The Bright Line: Understanding the Scope and Limitations of Bioscience

by David Dyer Ph.D.

In his 2007 letter titled “Our Biotech Future,” physicist and futurist Freeman Dyson envisioned a world where biotechnology infiltrates all aspects of human existence. From trees that generate power for homes to designer plants, animals, and people, Dyson believed the trend of biotechnology would lean toward commercialization and decentralization, much as computers have moved away from large centralized systems toward PCs and other personal electronics. Then, the idea that biotechnology applications should follow such a trend may have seemed like pure science fiction. Not now.

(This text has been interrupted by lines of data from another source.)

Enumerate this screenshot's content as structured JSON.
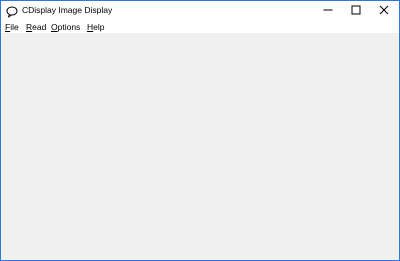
{
  "window": {
    "title": "CDisplay Image Display",
    "icon": "speech-bubble-icon"
  },
  "caption_buttons": {
    "minimize": "minimize-icon",
    "maximize": "maximize-icon",
    "close": "close-icon"
  },
  "menu": {
    "file": {
      "accel": "F",
      "rest": "ile"
    },
    "read": {
      "accel": "R",
      "rest": "ead"
    },
    "options": {
      "accel": "O",
      "rest": "ptions"
    },
    "help": {
      "accel": "H",
      "rest": "elp"
    }
  },
  "colors": {
    "border": "#2b79d8",
    "client_background": "#f0f0f0",
    "titlebar_background": "#ffffff"
  }
}
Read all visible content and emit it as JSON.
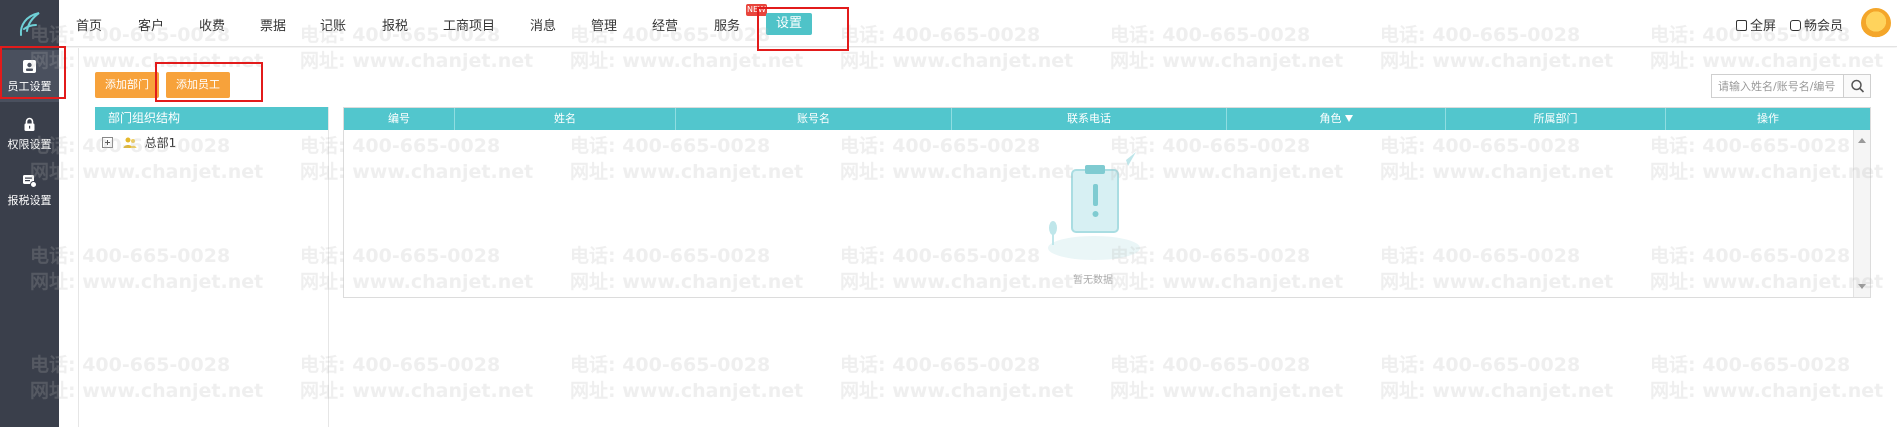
{
  "left_rail": {
    "items": [
      {
        "label": "员工设置",
        "icon": "employee-card-icon"
      },
      {
        "label": "权限设置",
        "icon": "lock-icon"
      },
      {
        "label": "报税设置",
        "icon": "tax-settings-icon"
      }
    ]
  },
  "top_nav": {
    "items": [
      "首页",
      "客户",
      "收费",
      "票据",
      "记账",
      "报税",
      "工商项目",
      "消息",
      "管理",
      "经营",
      "服务",
      "设置"
    ],
    "active": "设置",
    "badge": "NEW"
  },
  "top_tools": {
    "fullscreen_label": "全屏",
    "member_label": "畅会员"
  },
  "toolbar": {
    "add_department_label": "添加部门",
    "add_employee_label": "添加员工"
  },
  "search": {
    "placeholder": "请输入姓名/账号名/编号"
  },
  "tree": {
    "header": "部门组织结构",
    "nodes": [
      {
        "label": "总部1"
      }
    ]
  },
  "grid": {
    "columns": [
      "编号",
      "姓名",
      "账号名",
      "联系电话",
      "角色",
      "所属部门",
      "操作"
    ],
    "empty_text": "暂无数据"
  },
  "watermark": {
    "phone": "电话: 400-665-0028",
    "site": "网址: www.chanjet.net"
  },
  "colors": {
    "accent": "#52c6cd",
    "button": "#f7a23b",
    "rail": "#3a3f4b",
    "highlight": "#e21b1b"
  }
}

In July 2017, U.S. researchers successfully edited the genes of 167 human embryos to remove a mutation coding for a hereditary heart condition known as hypertrophic cardiomyopathy. This application of the gene-editing technology known as CRISPR-Cas9 stunned the world’s medical communities, not only for its successful outcome, but also for crossing the ethical “bright line” of applying gene-editing technology to humans. We now live in an age where biotechnology affects practically every aspect of our lives, including food supply, medical therapeutics, energy production, and environmental remediation. Diseases such as Hepatitis C can now actually be cured (a term not taken lightly in the medical science community), and other viral diseases, including HIV and HSV, are moving down the same path. Top innovations for 2016 included smart contact lenses for detection of glaucoma, diabetes, and hypertension; prosthetics that provide sensory feedback; autonomous wheelchairs; and affordable, personalized genome sequencing.

This flurry of innovation has triggered a steady expansion of companies and jobs in biopharma, medical devices, medical testing and research, high-tech manufacturing, and agriculture—the five industry sectors of the bioscience business community. According to the 2017 California Life Sciences Industry annual report, our state is home to 3,040 life sciences companies (192 more than last year) that employ more than 287,000 people. This highly trained workforce has developed novel drugs (1,269 currently in the FDA approval pipeline), devices and diagnostics (264 devices approved in 2015-16), and applications of biotechnology to produce sustainable energy. These companies produced more than $147 billion in revenue, received $4.4 billion in venture capital funding, and drove $22 billion in exports. The counties of Los Angeles and Orange boast approximately one-third of the total California-based bioscience companies, making it the second-largest bioscience business cluster in the United States, and analysts expect this trend of productivity and growth in local and national businesses to continue.

Many factors must work in tandem to support this rapid expansion, with academic excellence leading the way. A well-trained, highly educated workforce is essential to virtually all operations in this sector. Effective leaders in this area require training in the science underpinning the sector and in critical business-related skills, such as project management, scientific communication, teamwork, and regulatory affairs.

The new Master of Science in Biotechnology at Azusa Pacific does just that. The program trains future leaders in the biopharmaceutics and medical device business sectors and provides knowledge and skills in key aspects of biopharmaceutical drug development from early discovery to clinical application, focusing on informatics and biostatistics, clinical trials, project management, and regulatory affairs.

Above all, APU’s program integrates faith-based, business-related bioethics into the curriculum. Further, the applied-learning approach enables students to gain practical experience through internships and master’s degree projects with APU’s industrial partners, working among teams of professionals. Such partner companies include Gilead Sciences, Grifols Biologicals Inc., Shire Pharmaceuticals, Johnson & Johnson Biopharma, and Covidien Medtronic. In this mutually beneficial arrangement, students receive practical experience and greatly expand their professional contacts, the university builds relationships that can lead to productive collaborations on other projects, and partner companies benefit from graduate student work on problems and projects that might otherwise remain incomplete due to time and staffing limitations—and also gain a conduit for future employees.

As this emerging field continues its expansion into unknown areas of science, medicine, and ethics, Azusa Pacific stands at the forefront, producing leaders prepared to make scientifically sound, ethically informed decisions that will help apply a God-honoring framework to the rapidly expanding field of clinical biotechnology.

This rapidly advancing field of biotechnology has yielded some of the world’s greatest innovations. A few highlights include:

  1. CRISPR-Cas9 gene editing for precise selection and replacement of individual genes
  2. Gilead Sciences’ hepatitis C virus (HCV)cure Harvoni™
  3. Personal genomics with affordable high-throughput DNA sequencing (e.g., Veritas Genomics and others)
  4. Medtronic’s creation of the world’s first artificial pancreas
  5. Glaucoma-detectingcontact lenses (SENSIMED Triggerfish)

David Dyer, Ph.D., is executive director of the Master of Science in Biotechnology program.

Originally published in the Fall '17 issue of APU Life. Download the PDF or view all issues.